  • community specialization;
  • diversity;
  • flower beetles;
  • forest fragments;
  • habitat loss

Abstract

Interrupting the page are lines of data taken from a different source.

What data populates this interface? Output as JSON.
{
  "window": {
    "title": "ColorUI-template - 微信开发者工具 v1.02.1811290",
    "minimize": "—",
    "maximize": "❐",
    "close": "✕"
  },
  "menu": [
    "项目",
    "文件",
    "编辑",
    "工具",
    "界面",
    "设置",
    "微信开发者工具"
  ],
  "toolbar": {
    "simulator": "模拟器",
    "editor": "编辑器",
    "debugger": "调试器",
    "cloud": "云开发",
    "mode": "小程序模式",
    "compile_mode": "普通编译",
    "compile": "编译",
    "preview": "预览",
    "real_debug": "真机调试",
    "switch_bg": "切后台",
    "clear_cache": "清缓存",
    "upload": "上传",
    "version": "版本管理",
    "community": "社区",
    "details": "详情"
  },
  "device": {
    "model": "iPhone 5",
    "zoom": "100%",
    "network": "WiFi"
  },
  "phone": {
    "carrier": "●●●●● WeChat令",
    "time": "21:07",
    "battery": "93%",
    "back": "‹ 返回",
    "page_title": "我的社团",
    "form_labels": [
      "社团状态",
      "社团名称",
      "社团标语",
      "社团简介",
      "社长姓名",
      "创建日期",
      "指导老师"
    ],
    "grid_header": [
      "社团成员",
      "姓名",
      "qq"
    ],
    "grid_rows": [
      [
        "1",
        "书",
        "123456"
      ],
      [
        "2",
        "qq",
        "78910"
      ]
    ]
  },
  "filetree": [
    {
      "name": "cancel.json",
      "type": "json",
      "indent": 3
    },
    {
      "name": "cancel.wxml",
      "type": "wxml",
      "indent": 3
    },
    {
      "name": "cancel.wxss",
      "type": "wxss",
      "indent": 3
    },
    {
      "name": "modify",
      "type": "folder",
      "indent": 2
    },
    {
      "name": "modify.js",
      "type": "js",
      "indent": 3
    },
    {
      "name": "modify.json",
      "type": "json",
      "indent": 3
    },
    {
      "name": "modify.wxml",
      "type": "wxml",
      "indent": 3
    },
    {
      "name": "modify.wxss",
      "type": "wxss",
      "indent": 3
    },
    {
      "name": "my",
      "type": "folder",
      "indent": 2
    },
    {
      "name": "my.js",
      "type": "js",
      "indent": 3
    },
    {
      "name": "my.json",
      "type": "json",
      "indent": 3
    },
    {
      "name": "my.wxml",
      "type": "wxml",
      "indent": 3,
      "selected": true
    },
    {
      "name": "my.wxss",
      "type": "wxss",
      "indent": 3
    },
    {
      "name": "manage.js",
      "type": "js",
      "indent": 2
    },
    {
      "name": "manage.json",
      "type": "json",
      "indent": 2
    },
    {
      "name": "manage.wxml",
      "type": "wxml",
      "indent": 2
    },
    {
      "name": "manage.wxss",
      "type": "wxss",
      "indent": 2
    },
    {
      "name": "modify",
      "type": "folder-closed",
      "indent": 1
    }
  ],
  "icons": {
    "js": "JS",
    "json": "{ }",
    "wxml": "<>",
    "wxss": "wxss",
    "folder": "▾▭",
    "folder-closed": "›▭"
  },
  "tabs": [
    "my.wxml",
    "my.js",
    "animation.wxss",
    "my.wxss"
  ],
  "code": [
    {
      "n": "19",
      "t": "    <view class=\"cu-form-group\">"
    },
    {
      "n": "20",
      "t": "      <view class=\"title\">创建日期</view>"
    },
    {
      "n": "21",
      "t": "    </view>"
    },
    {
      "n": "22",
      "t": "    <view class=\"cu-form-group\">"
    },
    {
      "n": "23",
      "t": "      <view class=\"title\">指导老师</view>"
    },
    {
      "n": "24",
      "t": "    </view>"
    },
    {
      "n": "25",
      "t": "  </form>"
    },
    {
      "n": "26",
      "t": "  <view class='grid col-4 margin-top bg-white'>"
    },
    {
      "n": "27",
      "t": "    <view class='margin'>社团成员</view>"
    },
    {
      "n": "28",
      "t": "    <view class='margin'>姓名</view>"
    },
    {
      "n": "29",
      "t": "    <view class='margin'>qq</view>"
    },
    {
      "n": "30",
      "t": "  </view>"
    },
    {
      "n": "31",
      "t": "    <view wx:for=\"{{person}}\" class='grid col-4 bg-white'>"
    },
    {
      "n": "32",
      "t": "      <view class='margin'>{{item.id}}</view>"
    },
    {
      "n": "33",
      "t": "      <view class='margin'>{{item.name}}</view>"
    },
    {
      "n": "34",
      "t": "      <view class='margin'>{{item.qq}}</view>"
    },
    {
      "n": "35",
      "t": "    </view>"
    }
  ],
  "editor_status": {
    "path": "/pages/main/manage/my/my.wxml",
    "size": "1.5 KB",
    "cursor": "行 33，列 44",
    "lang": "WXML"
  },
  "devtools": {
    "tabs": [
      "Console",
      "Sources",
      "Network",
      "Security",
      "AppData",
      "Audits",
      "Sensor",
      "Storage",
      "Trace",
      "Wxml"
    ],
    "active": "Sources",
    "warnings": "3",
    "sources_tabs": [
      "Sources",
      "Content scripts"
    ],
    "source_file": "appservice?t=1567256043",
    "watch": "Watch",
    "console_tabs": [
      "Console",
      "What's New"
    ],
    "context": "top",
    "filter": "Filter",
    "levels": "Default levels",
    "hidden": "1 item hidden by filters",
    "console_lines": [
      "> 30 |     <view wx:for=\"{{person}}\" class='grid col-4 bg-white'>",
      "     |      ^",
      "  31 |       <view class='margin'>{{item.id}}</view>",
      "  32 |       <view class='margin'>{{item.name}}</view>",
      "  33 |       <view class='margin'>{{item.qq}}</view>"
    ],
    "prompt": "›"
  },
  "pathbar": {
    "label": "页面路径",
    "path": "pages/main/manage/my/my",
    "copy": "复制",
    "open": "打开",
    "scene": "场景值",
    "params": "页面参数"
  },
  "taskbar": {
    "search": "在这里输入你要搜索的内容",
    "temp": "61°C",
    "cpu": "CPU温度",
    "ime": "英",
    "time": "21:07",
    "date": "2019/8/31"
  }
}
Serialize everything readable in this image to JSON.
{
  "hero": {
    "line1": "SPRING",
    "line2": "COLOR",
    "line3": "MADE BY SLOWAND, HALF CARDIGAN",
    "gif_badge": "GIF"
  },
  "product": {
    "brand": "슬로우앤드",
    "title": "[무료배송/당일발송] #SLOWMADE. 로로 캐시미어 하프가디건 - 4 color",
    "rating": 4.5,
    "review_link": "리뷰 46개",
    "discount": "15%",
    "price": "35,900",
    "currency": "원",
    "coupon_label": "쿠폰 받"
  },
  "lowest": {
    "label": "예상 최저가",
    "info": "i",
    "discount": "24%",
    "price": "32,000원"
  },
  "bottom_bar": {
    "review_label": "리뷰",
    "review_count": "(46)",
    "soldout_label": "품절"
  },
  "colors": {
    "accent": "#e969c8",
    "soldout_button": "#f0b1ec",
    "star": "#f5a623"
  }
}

The ecology of the beetles of the subfamily Cetoniinae (Coleoptera: Scarabaeidae) is relatively poorly known worldwide. In the neotropics in particular, there are far less studies than in other biogeographic regions. In part due to this lack of knowledge, cetoniines are not considered indicators of habitat quality in the Neotropical region. In this study, we compare the abundance, diversity, and species composition of cetoniines in three different habitats in Brazil: two exotic (Brachiaria pasturelands and eucalyptus plantation) and one native (Brazilian Atlantic Forest). We also provide diagnostic images of both sexes and of the genitalia of males of all species to facilitate species identification in further studies. The beetles were collected weekly from September to December 2012 with traps baited with fermented fruit, in five eucalyptus plantations (Eucalyptus grandis Hill ex Maiden), five exotic pasturelands (Brachiaria spp.), and five patches of Brazilian Atlantic Forest. The abundance and diversity of cetoniines was found to be lower in the eucalyptus plantations and about the same in the forest and pasturelands. The low diversity found and the little information available on the ecology of Neotropical Cetoniinae is insufficient to propose these beetles as candidates for the habitat evaluation in Brazil.